YOUR GOAL. Look through the records that follow and state how many lines hold the word "Mütze", without adding anything.

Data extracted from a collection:
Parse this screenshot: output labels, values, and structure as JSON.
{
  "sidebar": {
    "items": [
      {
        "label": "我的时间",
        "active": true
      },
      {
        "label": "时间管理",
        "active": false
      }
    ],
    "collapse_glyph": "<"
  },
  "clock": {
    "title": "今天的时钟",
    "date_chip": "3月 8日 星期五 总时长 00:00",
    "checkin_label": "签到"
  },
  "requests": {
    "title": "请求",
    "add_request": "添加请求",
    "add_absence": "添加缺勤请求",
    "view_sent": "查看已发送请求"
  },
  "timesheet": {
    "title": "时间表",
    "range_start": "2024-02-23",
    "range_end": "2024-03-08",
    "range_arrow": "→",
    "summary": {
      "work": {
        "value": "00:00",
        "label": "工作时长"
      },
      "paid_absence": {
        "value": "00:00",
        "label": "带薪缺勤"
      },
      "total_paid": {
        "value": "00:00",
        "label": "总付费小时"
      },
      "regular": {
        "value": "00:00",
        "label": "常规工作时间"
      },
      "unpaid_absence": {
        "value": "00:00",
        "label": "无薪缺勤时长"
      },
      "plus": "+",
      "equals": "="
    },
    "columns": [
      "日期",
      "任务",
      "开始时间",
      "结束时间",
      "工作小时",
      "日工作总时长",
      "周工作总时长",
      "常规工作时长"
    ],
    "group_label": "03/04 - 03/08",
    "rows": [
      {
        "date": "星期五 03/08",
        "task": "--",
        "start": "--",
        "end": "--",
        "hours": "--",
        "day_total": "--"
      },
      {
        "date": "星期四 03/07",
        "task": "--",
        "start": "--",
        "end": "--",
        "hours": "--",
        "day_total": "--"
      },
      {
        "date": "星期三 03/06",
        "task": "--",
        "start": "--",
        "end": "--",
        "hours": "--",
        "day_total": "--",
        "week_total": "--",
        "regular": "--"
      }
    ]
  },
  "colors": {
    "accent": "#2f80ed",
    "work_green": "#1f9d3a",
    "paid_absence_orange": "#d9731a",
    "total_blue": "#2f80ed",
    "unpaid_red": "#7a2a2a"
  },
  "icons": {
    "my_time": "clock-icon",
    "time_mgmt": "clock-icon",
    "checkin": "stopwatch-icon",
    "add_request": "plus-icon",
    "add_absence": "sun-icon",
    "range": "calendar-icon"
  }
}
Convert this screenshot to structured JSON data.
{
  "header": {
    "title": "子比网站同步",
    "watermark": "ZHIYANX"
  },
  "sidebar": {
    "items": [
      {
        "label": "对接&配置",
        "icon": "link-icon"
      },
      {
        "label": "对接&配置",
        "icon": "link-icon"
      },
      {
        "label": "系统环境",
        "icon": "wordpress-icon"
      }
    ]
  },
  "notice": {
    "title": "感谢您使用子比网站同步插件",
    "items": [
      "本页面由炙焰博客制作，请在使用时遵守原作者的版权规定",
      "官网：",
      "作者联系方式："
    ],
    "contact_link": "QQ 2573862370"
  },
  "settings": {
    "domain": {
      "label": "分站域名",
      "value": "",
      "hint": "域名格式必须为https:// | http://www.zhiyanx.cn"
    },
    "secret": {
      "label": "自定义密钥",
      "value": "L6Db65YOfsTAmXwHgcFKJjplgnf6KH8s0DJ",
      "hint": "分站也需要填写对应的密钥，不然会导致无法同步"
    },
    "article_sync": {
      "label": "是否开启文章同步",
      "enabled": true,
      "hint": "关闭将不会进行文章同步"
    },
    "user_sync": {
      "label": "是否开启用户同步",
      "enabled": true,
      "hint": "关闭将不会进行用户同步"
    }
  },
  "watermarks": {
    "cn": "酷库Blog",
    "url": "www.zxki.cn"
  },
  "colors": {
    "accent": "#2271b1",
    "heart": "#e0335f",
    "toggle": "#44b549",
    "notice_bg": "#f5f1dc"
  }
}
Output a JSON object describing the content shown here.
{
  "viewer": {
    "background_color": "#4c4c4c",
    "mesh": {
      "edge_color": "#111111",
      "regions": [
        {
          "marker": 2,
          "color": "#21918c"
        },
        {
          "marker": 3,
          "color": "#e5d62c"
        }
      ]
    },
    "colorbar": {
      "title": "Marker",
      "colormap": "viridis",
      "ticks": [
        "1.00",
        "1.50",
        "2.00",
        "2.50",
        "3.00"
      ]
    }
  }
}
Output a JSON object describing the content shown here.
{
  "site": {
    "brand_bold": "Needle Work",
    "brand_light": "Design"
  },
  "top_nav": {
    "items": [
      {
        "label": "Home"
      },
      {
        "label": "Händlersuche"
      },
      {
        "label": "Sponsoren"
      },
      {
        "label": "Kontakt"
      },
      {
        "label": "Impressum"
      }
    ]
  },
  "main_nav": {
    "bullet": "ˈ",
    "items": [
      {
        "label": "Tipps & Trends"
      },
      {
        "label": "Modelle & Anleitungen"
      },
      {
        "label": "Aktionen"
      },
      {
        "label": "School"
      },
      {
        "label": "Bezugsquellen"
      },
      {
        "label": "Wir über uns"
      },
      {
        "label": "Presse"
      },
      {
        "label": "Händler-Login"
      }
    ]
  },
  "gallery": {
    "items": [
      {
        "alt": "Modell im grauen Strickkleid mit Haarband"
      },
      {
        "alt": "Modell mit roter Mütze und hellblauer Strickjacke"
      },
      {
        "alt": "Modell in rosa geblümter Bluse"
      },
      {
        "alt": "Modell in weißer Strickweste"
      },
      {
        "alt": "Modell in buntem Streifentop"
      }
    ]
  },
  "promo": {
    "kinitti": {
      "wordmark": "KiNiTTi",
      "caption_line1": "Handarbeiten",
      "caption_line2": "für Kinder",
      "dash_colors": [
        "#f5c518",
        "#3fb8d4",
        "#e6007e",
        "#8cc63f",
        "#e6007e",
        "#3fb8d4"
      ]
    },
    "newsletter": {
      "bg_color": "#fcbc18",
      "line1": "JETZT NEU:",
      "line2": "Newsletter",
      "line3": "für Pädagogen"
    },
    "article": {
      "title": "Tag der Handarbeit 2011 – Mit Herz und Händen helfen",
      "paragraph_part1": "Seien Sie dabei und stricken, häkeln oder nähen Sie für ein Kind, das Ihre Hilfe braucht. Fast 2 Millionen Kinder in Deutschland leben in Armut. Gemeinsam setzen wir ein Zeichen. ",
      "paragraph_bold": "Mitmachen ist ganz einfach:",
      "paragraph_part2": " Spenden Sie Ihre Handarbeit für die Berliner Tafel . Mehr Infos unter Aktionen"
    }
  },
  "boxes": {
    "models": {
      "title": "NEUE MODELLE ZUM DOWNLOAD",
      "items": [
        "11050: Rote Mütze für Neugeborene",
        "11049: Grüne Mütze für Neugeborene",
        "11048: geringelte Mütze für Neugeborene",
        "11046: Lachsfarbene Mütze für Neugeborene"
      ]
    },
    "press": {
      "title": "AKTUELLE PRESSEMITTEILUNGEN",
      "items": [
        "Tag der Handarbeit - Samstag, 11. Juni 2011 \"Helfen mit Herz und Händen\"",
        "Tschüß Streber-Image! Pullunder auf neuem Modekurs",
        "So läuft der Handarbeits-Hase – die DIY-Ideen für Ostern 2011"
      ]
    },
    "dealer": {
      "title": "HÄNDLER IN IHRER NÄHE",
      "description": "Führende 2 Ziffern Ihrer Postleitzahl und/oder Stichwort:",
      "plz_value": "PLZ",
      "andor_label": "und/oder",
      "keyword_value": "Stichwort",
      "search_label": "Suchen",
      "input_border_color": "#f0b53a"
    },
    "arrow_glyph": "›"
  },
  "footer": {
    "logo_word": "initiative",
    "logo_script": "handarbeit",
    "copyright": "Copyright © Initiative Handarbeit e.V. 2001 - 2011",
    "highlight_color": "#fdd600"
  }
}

THE ANSWER. 5